The Residential Energy Efficient Property Credit has been corrected to replace an erroneous reference that geothermal heat pumps qualify only when installed on or in connection with a taxpayer’s main home located in the United States. The error was in limiting the credit to the taxpayer’s main home. Qualified geothermal heat pumps that are installed on or in a taxpayer’s home (including a taxpayer’s second home) located in the United States may qualify for the credit. Only qualified fuel cell property is subject to the main home installation requirement under the Residential Energy Efficient Property Credit rules.
The IRS would like you to get some credit for qualified home energy improvements this year. Perhaps you installed solar equipment or recently insulated your home? Here are two tax credits that may be available to you:
1. The Non-business Energy Property Credit Homeowners who install energy-efficient improvements may qualify for this credit. The 2011 credit is 10 percent of the cost of qualified energy-efficient improvements, up to $500. Qualifying improvements including insulation, energy-efficient exterior windows and doors and certain roofs. The cost of installing these items does not count. You can also claim a credit including installation costs, for certain high-efficiency heating and air conditioning systems, water heaters and stoves that burn biomass fuel. The credit has a lifetime limit of $500, of which only $200 may be used for windows. If you’ve claimed more than $500 of non-business energy property credits since 2005, you can not claim the credit for 2011. Qualifying improvements must have been placed into service in the taxpayer’s principal residence located in the United States before Jan. 1, 2012.
2. The Residential Energy Efficient Property Credit This tax credit helps individual taxpayers pay for qualified residential alternative energy equipment, such as solar hot water heaters, solar electricity equipment and wind turbines. The credit, which runs through 2016, is 30 percent of the cost of qualified property. There is no cap on the amount of credit available, except for fuel cell property. Generally, you may include labor costs when figuring the credit and you can carry forward any unused portions of this credit.
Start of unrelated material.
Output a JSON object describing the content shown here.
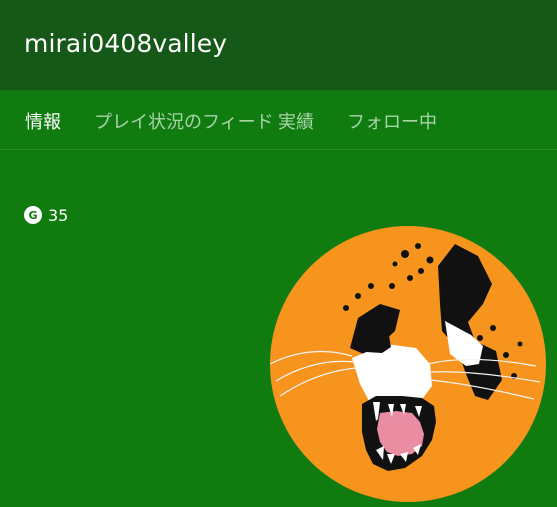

Qualifying equipment must have been installed on or in connection with your home located in the United States; fuel cell property qualifies only when installed on or in connection with your main home located in the United States.
Not all energy-efficient improvements qualify so be sure you have the manufacturer’s tax credit certification statement, which can usually be found on the manufacturer’s website or with the product packaging.
If you’re eligible, you can claim both of these credits on Form 5695, Residential Energy Credits when you file your 2011 federal income tax return. Also, note these are tax credits and not deductions, so they will generally reduce the amount of tax owed dollar for dollar. Finally, you may claim these credits regardless of whether you itemize deductions on IRS Schedule A.
You can find Form 5695 by calling 1-800- TAX-FORM (800-829-3676).